3. Shining Shoal

Betrayers of Kamigawa

Shining Shoal - Betrayers of Kamigawa - Magic: The Gathering

Shining Shoal was a dollar rare for years – decades, almost – before a massive price spike earlier this year. A “budget” mono-white Humans list put up some results in Modern, playing Shining Shoal as well as cards like Chancellor of the Annex and Emeria’s Call to close out games with a surprise seven damage. The deck hasn’t really stuck around, but Shining Shoal’s price certainly has, costing more than 10 times what it did at the beginning of the year. Unless you’re hellbent on playing a weird, fringe Modern deck that didn’t really make it, I’d stay well away from this card.

2. Goryo’s Vengeance

Betrayers of Kamigawa

Goryo's Vengeance - Betrayers of Kamigawa - Magic: The Gathering

Once the centerpiece card of a deck that dominated Modern, the best days of Goryo’s Vengeance are probably behind it. Back in 2017 and 2018, this was a $50 card, but between an Ultimate Masters reprint and the fact that, y’know, the deck it was in just isn’t really a deck any more, Goryo’s Vengeance has completely collapsed in price. It was as low as $5, earlier in the year, but a spike back in March has seen it settle at around $15 since then. It’s a powerful card, there’s no doubt about it, and a great way to cheat something like Griselbrand into play – albeit very briefly.

1. Ink-Eyes, Servant of Oni

Betrayers of Kamigawa

Ink-Eyes, Servant of Oni - Betrayers of Kamigawa - Magic: The Gathering

The most expensive card in Betrayers of Kamigawa isn’t really all that expensive – Ink-Eyes is a $15 card, due to its popularity in Ninja EDH decks. Very rarely played as a commander itself (why would you deprive yourself of playing all the blue cards), Ink-Eyes has a very powerful on-hit effect and a cheap regeneration ability, making it a very difficult card to beat when you’re left without an appropriate answer.

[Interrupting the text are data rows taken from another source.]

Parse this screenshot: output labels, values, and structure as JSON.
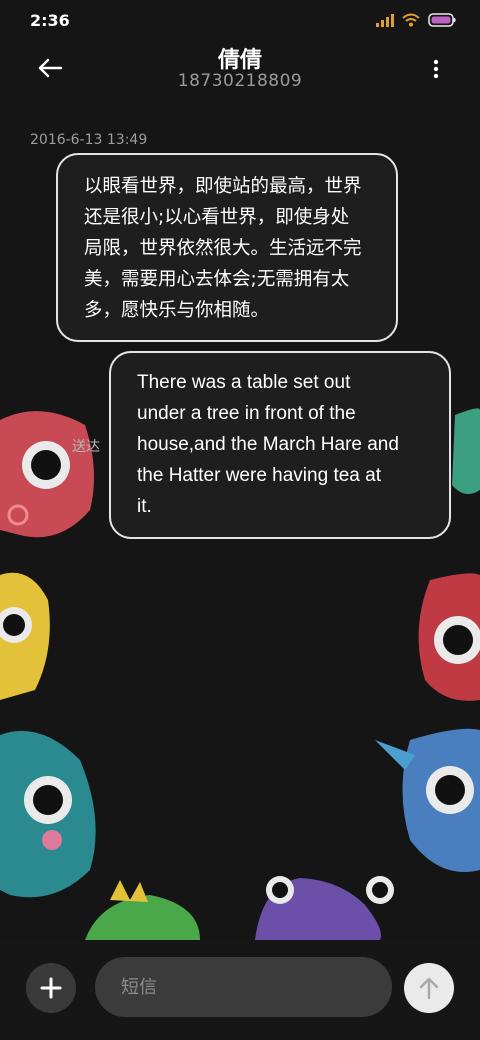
{
  "status_bar": {
    "time": "2:36",
    "icons": [
      "signal-icon",
      "wifi-icon",
      "battery-icon"
    ]
  },
  "header": {
    "back_icon": "arrow-left-icon",
    "contact_name": "倩倩",
    "contact_number": "18730218809",
    "more_icon": "more-vertical-icon"
  },
  "conversation": {
    "timestamp": "2016-6-13 13:49",
    "messages": [
      {
        "direction": "incoming",
        "lines": [
          "以眼看世界，即使站的最高，世界",
          "还是很小;以心看世界，即使身处",
          "局限，世界依然很大。生活远不完",
          "美，需要用心去体会;无需拥有太",
          "多，愿快乐与你相随。"
        ]
      },
      {
        "direction": "outgoing",
        "lines": [
          "There was a table set out",
          "under a tree in front of the",
          "house,and the March Hare and",
          "the Hatter were having tea at",
          "it."
        ],
        "status": "送达"
      }
    ]
  },
  "composer": {
    "placeholder": "短信",
    "add_icon": "plus-icon",
    "send_icon": "arrow-up-icon"
  },
  "colors": {
    "background": "#151515",
    "bubble_border": "#e4e4e4",
    "input_background": "#3b3b3b",
    "send_button": "#eaeaea"
  }
}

Additionally, it’s not just Ninja decks that play Ink-Eyes – you’ll also find it in Rat decks, led by the likes of Karumonix, the Rat King. Steady demand plus a lack of recent proper reprints mean that Ink-Eyes maintains solid value!